Have you ever downloaded Meitu? Meitu is one of the world’s popular beautifying/selfie-enhancing app that gives your selfies a magic effect. Since its 2008 launch in China, it is available in 26 countries and has garnered more than 430 million users outside China. 
Meitu is taking the world by storm with it’s ability to turn mere pictures into anime characters and unique figures, such as Kawaii and much more. However, the app had also raised red flags with security researchers for its excessive collection of data from users. Someone have said on Twitter ” You get to look kawaii for selling all your personal data and soul to China.

But what kind of information did it send actually to Chinese servers? The app just requests access not only to your camera and photos but also seeks GPS location, service provider information, Wi-Fi connection data, SIM card information, jailbreak/root status, and various other personal identifiers such as IMEI, that could be used for tracking purposes which has raised the alarm.
Here are some tweets with their photos that was processed through the Meitu app.

However, security researchers confirmed that the app has the permissions that ticked their concern.

But, despite of that obvious information hoarding, Meitu told CNet that it is not selling customer data to anyone but is using the data collection code because the company itself is headquartered in China, where tracking services provided by the Apple App Store and Google Play are blocked.

“To get around this, Meitu employs a combination of third-party and in-house data tracking systems to make sure the user data tracked is consistent,” said a Meitu spokesperson.

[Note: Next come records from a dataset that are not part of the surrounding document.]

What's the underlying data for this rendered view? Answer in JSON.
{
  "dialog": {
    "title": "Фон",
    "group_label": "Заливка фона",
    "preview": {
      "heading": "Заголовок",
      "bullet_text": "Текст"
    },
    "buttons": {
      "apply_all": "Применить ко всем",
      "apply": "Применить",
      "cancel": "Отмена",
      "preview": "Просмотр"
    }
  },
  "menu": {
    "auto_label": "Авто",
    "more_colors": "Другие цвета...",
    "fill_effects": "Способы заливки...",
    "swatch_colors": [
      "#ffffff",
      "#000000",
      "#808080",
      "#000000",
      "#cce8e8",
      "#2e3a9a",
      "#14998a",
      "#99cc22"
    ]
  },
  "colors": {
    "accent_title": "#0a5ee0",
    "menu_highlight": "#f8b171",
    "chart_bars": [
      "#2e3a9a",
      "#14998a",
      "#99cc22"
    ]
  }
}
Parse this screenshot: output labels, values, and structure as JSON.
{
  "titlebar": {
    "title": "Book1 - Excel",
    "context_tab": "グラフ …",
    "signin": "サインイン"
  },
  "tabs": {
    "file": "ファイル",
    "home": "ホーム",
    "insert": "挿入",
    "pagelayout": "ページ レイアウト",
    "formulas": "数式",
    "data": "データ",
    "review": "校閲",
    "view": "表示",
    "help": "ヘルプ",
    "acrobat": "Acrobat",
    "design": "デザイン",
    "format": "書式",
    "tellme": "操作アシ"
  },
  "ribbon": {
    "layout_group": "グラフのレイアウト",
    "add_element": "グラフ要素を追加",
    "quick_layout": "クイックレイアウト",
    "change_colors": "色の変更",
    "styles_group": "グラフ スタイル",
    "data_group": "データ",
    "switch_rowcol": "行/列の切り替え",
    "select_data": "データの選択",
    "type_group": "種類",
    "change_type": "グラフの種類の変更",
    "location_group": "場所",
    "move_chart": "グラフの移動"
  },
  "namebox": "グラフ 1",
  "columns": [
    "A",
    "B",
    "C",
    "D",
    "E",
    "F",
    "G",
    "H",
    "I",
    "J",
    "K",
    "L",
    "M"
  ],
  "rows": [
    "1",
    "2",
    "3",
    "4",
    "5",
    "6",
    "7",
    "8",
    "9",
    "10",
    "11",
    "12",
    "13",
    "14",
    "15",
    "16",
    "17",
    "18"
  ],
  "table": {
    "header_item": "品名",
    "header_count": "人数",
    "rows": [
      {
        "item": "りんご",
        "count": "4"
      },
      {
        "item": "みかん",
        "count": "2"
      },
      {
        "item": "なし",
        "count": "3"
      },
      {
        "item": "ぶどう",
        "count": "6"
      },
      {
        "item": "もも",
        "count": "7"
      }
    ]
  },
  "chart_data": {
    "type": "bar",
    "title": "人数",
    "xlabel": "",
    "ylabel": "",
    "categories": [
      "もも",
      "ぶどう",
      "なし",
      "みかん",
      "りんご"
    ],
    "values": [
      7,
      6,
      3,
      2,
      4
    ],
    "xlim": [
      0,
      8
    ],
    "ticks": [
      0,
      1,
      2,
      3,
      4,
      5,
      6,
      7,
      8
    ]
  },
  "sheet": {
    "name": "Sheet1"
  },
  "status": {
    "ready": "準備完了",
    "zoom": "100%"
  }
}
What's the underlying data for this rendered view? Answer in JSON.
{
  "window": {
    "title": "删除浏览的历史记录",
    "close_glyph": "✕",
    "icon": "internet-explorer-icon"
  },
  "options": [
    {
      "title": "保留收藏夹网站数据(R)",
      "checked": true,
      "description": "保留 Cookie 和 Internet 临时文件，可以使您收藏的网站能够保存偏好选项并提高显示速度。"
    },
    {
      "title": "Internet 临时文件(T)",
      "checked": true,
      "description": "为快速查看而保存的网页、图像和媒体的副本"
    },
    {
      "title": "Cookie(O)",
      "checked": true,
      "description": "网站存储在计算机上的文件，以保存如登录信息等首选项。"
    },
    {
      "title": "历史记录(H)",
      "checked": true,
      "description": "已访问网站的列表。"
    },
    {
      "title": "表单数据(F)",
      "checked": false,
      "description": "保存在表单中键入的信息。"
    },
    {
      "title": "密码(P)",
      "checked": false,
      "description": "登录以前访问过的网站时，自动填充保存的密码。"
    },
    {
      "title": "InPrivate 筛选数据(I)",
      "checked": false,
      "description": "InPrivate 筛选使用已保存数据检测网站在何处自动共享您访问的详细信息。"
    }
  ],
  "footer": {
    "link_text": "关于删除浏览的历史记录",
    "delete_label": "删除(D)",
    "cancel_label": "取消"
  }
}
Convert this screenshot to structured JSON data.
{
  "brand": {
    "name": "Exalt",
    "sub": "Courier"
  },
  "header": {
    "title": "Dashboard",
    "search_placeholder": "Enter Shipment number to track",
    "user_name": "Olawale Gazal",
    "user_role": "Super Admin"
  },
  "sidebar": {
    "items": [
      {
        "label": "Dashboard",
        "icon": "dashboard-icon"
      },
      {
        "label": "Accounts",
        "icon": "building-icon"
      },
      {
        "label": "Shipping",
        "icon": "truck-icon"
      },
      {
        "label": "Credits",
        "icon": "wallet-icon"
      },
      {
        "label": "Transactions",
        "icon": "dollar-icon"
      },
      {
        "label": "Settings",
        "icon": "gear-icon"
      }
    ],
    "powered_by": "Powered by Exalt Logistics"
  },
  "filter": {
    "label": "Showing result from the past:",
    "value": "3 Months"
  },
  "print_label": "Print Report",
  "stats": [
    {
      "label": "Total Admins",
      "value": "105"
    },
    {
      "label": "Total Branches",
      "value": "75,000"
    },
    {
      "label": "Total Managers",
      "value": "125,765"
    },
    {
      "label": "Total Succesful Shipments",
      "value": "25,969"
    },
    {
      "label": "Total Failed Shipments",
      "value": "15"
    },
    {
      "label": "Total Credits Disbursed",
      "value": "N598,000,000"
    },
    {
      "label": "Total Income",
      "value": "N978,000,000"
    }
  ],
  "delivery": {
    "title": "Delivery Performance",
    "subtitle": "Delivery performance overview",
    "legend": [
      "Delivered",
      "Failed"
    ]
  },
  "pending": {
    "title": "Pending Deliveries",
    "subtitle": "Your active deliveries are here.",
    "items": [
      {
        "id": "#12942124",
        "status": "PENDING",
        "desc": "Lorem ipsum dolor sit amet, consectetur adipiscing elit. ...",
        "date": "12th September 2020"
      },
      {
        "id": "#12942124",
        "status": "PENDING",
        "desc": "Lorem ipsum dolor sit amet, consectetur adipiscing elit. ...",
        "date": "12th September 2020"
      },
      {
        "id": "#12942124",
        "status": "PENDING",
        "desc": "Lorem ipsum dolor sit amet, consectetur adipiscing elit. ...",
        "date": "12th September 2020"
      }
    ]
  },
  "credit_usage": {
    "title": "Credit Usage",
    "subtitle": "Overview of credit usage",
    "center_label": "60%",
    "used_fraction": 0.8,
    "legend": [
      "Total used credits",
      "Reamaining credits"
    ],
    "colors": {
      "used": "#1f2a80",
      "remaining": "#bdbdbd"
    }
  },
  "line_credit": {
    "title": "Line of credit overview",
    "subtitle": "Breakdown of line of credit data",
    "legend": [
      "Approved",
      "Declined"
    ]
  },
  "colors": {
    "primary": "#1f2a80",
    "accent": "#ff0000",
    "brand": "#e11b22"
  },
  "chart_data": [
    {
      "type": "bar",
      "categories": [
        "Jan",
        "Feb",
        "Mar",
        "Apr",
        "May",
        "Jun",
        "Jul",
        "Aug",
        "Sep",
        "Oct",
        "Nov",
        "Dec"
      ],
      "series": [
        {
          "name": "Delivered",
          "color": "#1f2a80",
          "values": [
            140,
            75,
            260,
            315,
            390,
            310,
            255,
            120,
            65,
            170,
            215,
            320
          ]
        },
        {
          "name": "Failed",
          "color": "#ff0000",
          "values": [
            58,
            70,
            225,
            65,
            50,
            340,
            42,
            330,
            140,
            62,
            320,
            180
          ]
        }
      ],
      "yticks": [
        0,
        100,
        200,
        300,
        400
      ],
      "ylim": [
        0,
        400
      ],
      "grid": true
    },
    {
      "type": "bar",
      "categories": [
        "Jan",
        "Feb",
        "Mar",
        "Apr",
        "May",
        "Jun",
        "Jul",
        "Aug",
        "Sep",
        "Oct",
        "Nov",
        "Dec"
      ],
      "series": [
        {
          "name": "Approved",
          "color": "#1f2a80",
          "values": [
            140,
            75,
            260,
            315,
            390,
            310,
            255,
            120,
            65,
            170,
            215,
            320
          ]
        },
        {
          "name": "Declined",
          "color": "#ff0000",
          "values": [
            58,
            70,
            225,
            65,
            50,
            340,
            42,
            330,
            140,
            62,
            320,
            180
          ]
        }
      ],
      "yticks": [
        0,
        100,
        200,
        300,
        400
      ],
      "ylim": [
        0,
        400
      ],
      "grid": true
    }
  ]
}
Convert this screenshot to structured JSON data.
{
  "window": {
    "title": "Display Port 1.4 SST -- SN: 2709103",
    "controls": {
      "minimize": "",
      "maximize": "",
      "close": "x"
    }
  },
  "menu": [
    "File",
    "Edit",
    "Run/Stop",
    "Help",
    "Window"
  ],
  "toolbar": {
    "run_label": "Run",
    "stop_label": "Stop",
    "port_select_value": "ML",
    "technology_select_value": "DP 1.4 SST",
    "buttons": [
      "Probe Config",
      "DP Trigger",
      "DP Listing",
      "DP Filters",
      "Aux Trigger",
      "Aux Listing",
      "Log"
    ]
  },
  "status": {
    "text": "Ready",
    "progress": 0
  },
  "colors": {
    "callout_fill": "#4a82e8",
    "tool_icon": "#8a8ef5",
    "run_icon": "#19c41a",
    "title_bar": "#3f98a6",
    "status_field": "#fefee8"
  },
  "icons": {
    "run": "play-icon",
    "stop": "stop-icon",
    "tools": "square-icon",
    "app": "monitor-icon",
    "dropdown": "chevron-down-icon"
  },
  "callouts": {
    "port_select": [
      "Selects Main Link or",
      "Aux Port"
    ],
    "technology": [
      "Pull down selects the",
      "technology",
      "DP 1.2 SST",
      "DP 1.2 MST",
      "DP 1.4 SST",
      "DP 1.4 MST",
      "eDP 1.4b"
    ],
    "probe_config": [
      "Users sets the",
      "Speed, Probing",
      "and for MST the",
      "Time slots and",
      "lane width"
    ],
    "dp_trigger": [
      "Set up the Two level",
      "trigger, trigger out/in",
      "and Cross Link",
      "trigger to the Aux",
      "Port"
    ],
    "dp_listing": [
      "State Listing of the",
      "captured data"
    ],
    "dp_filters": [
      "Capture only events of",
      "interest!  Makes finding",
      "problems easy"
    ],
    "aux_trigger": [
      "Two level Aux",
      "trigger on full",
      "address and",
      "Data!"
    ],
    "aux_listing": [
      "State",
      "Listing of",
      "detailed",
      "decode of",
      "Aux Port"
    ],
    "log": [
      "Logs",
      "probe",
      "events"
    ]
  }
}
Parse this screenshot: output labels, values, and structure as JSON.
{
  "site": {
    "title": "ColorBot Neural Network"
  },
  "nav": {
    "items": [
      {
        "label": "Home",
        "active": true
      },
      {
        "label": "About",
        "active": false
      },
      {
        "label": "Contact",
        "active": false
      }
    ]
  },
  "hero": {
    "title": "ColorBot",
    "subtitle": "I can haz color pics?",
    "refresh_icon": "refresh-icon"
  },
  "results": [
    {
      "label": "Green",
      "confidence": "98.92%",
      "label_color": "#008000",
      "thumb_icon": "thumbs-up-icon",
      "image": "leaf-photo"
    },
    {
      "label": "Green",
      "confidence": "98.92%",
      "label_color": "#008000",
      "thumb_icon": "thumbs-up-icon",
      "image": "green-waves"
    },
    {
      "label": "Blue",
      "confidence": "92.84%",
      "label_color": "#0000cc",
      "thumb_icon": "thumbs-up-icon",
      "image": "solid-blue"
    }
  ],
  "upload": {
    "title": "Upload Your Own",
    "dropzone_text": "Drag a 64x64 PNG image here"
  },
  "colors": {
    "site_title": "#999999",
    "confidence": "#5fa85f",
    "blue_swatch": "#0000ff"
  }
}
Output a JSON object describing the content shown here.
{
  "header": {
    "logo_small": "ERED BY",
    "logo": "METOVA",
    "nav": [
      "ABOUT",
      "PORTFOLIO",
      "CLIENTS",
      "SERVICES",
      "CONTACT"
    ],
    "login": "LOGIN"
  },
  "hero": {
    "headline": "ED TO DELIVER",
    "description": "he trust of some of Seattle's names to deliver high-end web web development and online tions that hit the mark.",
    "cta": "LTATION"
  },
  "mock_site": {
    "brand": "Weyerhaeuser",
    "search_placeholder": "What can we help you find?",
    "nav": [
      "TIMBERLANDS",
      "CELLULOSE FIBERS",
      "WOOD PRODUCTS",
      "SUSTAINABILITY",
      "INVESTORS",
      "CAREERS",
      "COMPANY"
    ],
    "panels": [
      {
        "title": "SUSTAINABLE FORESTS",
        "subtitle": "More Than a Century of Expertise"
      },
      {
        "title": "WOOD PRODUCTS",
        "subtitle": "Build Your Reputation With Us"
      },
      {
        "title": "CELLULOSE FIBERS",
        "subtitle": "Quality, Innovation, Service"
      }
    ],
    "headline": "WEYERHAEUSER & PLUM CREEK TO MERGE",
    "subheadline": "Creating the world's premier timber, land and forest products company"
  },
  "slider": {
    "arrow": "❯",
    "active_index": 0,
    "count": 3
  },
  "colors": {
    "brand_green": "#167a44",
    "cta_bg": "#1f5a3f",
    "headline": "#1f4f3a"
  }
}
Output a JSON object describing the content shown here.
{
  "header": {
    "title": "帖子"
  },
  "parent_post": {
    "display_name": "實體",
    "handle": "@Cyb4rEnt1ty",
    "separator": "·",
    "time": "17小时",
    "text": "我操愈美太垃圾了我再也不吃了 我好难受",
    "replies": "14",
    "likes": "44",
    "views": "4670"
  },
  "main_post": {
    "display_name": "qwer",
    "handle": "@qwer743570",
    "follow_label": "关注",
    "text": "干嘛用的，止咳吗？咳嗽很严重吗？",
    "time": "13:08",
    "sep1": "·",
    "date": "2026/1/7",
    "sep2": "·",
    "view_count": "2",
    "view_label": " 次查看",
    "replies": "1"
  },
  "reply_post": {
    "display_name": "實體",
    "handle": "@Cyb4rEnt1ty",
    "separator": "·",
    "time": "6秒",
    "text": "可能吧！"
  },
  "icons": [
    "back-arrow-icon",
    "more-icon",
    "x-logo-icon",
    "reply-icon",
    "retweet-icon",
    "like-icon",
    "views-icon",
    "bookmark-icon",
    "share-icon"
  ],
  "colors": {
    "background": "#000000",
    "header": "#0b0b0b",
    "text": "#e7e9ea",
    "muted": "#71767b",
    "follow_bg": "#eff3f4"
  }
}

“Furthermore, the data collected is sent securely, using multi-layer encryption to servers equipped with advanced firewall, IDS and IPS protection to block external attacks.”

Another possibility why this is done, according to Digital Trends, is that Meitu is collecting information to comply with the new Chinese government regulations that requires app makers to identify their users and prevent them from uploading banned content.

Will you try to sell your privacy just to get these kind of photos? Let us know in the comments down below! – and share this post if you think this is not good.